⭐ Welcome back to the Jo’s Art History Podcast! ⭐
It’s episode 25 and I thought I would try something a little different today.
I sit down with regular podcast guest Nicole McLaughlin aka, Nico Paws, to talk about how each of us ended up finding our way into the arts.
Although Nicole and I are sisters and we would definitely class ourselves as creatives, our paths into study and work COULD NOT BE more different.
Nicole and I ask each other 5 questions about our education, why we picked the subjects we did, why we like art, what we wish we knew and any advice for anyone going forward into the working world or thinking of studying an arts based subject.
When I was studying, I would of found something like this really helpful. Just to see that the road into education is not always a straight line and that feeling intimidated or not good enough is part of the experience and something everyone goes through.
Furthermore, I would of found it great to know that learning to overcome these feelings is also an important part of the journey!

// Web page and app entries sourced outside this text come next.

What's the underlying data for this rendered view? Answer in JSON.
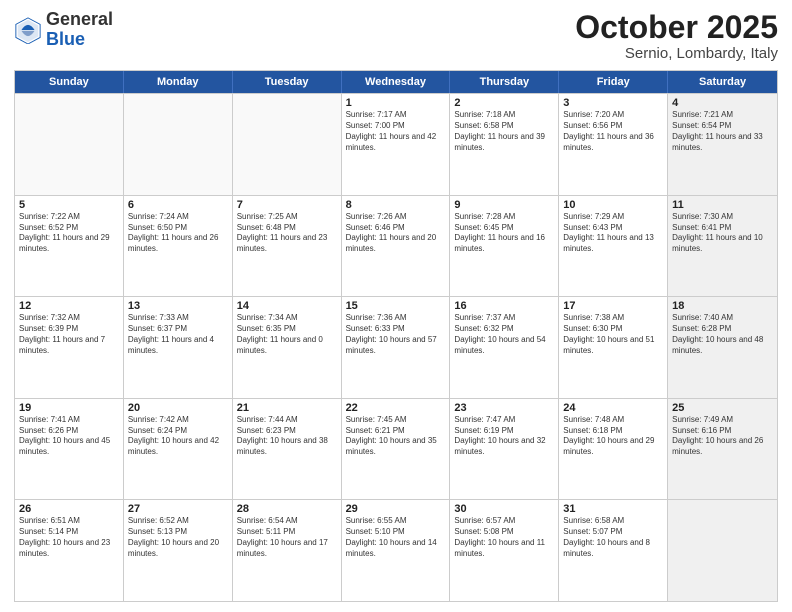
{
  "logo": {
    "general": "General",
    "blue": "Blue"
  },
  "title": "October 2025",
  "subtitle": "Sernio, Lombardy, Italy",
  "days": [
    "Sunday",
    "Monday",
    "Tuesday",
    "Wednesday",
    "Thursday",
    "Friday",
    "Saturday"
  ],
  "weeks": [
    [
      {
        "num": "",
        "sunrise": "",
        "sunset": "",
        "daylight": "",
        "empty": true
      },
      {
        "num": "",
        "sunrise": "",
        "sunset": "",
        "daylight": "",
        "empty": true
      },
      {
        "num": "",
        "sunrise": "",
        "sunset": "",
        "daylight": "",
        "empty": true
      },
      {
        "num": "1",
        "sunrise": "Sunrise: 7:17 AM",
        "sunset": "Sunset: 7:00 PM",
        "daylight": "Daylight: 11 hours and 42 minutes."
      },
      {
        "num": "2",
        "sunrise": "Sunrise: 7:18 AM",
        "sunset": "Sunset: 6:58 PM",
        "daylight": "Daylight: 11 hours and 39 minutes."
      },
      {
        "num": "3",
        "sunrise": "Sunrise: 7:20 AM",
        "sunset": "Sunset: 6:56 PM",
        "daylight": "Daylight: 11 hours and 36 minutes."
      },
      {
        "num": "4",
        "sunrise": "Sunrise: 7:21 AM",
        "sunset": "Sunset: 6:54 PM",
        "daylight": "Daylight: 11 hours and 33 minutes."
      }
    ],
    [
      {
        "num": "5",
        "sunrise": "Sunrise: 7:22 AM",
        "sunset": "Sunset: 6:52 PM",
        "daylight": "Daylight: 11 hours and 29 minutes."
      },
      {
        "num": "6",
        "sunrise": "Sunrise: 7:24 AM",
        "sunset": "Sunset: 6:50 PM",
        "daylight": "Daylight: 11 hours and 26 minutes."
      },
      {
        "num": "7",
        "sunrise": "Sunrise: 7:25 AM",
        "sunset": "Sunset: 6:48 PM",
        "daylight": "Daylight: 11 hours and 23 minutes."
      },
      {
        "num": "8",
        "sunrise": "Sunrise: 7:26 AM",
        "sunset": "Sunset: 6:46 PM",
        "daylight": "Daylight: 11 hours and 20 minutes."
      },
      {
        "num": "9",
        "sunrise": "Sunrise: 7:28 AM",
        "sunset": "Sunset: 6:45 PM",
        "daylight": "Daylight: 11 hours and 16 minutes."
      },
      {
        "num": "10",
        "sunrise": "Sunrise: 7:29 AM",
        "sunset": "Sunset: 6:43 PM",
        "daylight": "Daylight: 11 hours and 13 minutes."
      },
      {
        "num": "11",
        "sunrise": "Sunrise: 7:30 AM",
        "sunset": "Sunset: 6:41 PM",
        "daylight": "Daylight: 11 hours and 10 minutes."
      }
    ],
    [
      {
        "num": "12",
        "sunrise": "Sunrise: 7:32 AM",
        "sunset": "Sunset: 6:39 PM",
        "daylight": "Daylight: 11 hours and 7 minutes."
      },
      {
        "num": "13",
        "sunrise": "Sunrise: 7:33 AM",
        "sunset": "Sunset: 6:37 PM",
        "daylight": "Daylight: 11 hours and 4 minutes."
      },
      {
        "num": "14",
        "sunrise": "Sunrise: 7:34 AM",
        "sunset": "Sunset: 6:35 PM",
        "daylight": "Daylight: 11 hours and 0 minutes."
      },
      {
        "num": "15",
        "sunrise": "Sunrise: 7:36 AM",
        "sunset": "Sunset: 6:33 PM",
        "daylight": "Daylight: 10 hours and 57 minutes."
      },
      {
        "num": "16",
        "sunrise": "Sunrise: 7:37 AM",
        "sunset": "Sunset: 6:32 PM",
        "daylight": "Daylight: 10 hours and 54 minutes."
      },
      {
        "num": "17",
        "sunrise": "Sunrise: 7:38 AM",
        "sunset": "Sunset: 6:30 PM",
        "daylight": "Daylight: 10 hours and 51 minutes."
      },
      {
        "num": "18",
        "sunrise": "Sunrise: 7:40 AM",
        "sunset": "Sunset: 6:28 PM",
        "daylight": "Daylight: 10 hours and 48 minutes."
      }
    ],
    [
      {
        "num": "19",
        "sunrise": "Sunrise: 7:41 AM",
        "sunset": "Sunset: 6:26 PM",
        "daylight": "Daylight: 10 hours and 45 minutes."
      },
      {
        "num": "20",
        "sunrise": "Sunrise: 7:42 AM",
        "sunset": "Sunset: 6:24 PM",
        "daylight": "Daylight: 10 hours and 42 minutes."
      },
      {
        "num": "21",
        "sunrise": "Sunrise: 7:44 AM",
        "sunset": "Sunset: 6:23 PM",
        "daylight": "Daylight: 10 hours and 38 minutes."
      },
      {
        "num": "22",
        "sunrise": "Sunrise: 7:45 AM",
        "sunset": "Sunset: 6:21 PM",
        "daylight": "Daylight: 10 hours and 35 minutes."
      },
      {
        "num": "23",
        "sunrise": "Sunrise: 7:47 AM",
        "sunset": "Sunset: 6:19 PM",
        "daylight": "Daylight: 10 hours and 32 minutes."
      },
      {
        "num": "24",
        "sunrise": "Sunrise: 7:48 AM",
        "sunset": "Sunset: 6:18 PM",
        "daylight": "Daylight: 10 hours and 29 minutes."
      },
      {
        "num": "25",
        "sunrise": "Sunrise: 7:49 AM",
        "sunset": "Sunset: 6:16 PM",
        "daylight": "Daylight: 10 hours and 26 minutes."
      }
    ],
    [
      {
        "num": "26",
        "sunrise": "Sunrise: 6:51 AM",
        "sunset": "Sunset: 5:14 PM",
        "daylight": "Daylight: 10 hours and 23 minutes."
      },
      {
        "num": "27",
        "sunrise": "Sunrise: 6:52 AM",
        "sunset": "Sunset: 5:13 PM",
        "daylight": "Daylight: 10 hours and 20 minutes."
      },
      {
        "num": "28",
        "sunrise": "Sunrise: 6:54 AM",
        "sunset": "Sunset: 5:11 PM",
        "daylight": "Daylight: 10 hours and 17 minutes."
      },
      {
        "num": "29",
        "sunrise": "Sunrise: 6:55 AM",
        "sunset": "Sunset: 5:10 PM",
        "daylight": "Daylight: 10 hours and 14 minutes."
      },
      {
        "num": "30",
        "sunrise": "Sunrise: 6:57 AM",
        "sunset": "Sunset: 5:08 PM",
        "daylight": "Daylight: 10 hours and 11 minutes."
      },
      {
        "num": "31",
        "sunrise": "Sunrise: 6:58 AM",
        "sunset": "Sunset: 5:07 PM",
        "daylight": "Daylight: 10 hours and 8 minutes."
      },
      {
        "num": "",
        "sunrise": "",
        "sunset": "",
        "daylight": "",
        "empty": true
      }
    ]
  ]
}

I hope you enjoy!
24. Art As An Immersive Experience with Lauren Harrison
This week on the Jo’s Art History podcast I sit down with Leeds based visual artist and art world professional Lauren Harrison to discuss the idea of art as a full immersive experience.
Well, first of all, what do we mean by saying ‘a full immersive experience'; as this is not a phrase really associated with art and the art world.
Well - it should be and there are plenty of artists out there creating incredible works which soul success lie in audience interaction and participation.
Lauren talks us through three such examples of ‘art as a full immersive experience’ and we debate the pros and cons of the art world fully embracing the digital age.
This is an incredible chat which really will get you thinking. So sit back and relax as Lauren and I discuss, Art as an Immersive Experience.
1. Pipilotti Rist '‘Selfless in the Bath of Lava’. (1994)
Video of the artist in a sea of lava and fire looking up from a small hole in the floor of the gallery forcing the audience to physically manipulate themselves to see the piece.
Google Arts & Culture: https://artsandculture.google.com/asset/selfless-in-the-bath-of-lava-pipilotti-rist/ngGN2VwAME_IZQ?hl=en
2. Van Gogh experience
VR experience of Van Goghs work where the audience gets to walk 'amongst' the pieces and immerse themselves in digital paintings. The space as they know it is transformed as they explore the world that has been created for them.
The Light workshop in Paris: https://www.atelier-lumieres.com/en
3. Chris Milk - Treachery of The Sanctuary (2012)
The audience interacts with the piece across 3 panels that represent birth, death and transfiguration - Without their participation, the piece could not exist.
Some other artists of interest: